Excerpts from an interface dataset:
^^^^

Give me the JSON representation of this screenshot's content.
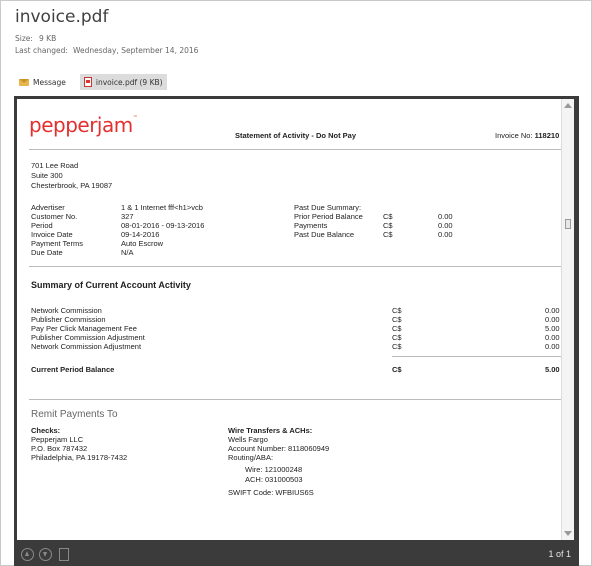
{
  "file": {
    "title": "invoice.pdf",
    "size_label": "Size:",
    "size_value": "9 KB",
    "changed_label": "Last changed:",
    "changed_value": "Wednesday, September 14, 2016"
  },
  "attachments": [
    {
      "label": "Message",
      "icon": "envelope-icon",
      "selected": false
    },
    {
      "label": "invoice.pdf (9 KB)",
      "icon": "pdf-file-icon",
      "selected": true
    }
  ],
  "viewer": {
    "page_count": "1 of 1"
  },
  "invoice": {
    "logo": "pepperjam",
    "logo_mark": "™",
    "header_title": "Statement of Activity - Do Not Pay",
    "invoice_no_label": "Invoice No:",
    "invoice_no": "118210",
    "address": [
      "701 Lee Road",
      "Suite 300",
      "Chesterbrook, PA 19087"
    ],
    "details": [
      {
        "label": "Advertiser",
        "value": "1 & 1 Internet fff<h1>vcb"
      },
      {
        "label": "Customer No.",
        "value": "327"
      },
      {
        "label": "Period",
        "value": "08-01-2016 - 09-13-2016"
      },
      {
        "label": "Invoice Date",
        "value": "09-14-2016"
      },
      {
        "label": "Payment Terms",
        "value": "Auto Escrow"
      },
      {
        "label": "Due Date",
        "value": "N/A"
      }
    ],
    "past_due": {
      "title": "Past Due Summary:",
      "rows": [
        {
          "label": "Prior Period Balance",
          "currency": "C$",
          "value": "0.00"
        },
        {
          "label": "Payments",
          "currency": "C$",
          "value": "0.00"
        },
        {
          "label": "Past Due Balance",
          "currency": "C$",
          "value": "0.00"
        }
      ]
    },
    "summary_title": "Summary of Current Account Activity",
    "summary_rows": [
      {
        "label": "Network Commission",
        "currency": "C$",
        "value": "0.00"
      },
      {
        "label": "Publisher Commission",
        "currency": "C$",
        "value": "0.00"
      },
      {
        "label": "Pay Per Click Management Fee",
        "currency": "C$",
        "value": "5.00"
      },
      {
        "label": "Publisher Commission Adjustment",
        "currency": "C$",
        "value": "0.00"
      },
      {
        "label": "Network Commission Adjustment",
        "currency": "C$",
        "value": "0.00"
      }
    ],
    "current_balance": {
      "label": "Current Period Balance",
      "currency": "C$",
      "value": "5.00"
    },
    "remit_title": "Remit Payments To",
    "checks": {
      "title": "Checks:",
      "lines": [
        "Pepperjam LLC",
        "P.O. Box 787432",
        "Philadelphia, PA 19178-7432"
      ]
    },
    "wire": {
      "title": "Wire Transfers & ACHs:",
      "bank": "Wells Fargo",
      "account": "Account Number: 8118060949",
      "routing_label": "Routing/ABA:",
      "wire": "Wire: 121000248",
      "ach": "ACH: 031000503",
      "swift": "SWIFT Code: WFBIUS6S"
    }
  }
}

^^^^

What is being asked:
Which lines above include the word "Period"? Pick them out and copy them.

Your solution:
        "label": "Period",
          "label": "Prior Period Balance",
      "label": "Current Period Balance",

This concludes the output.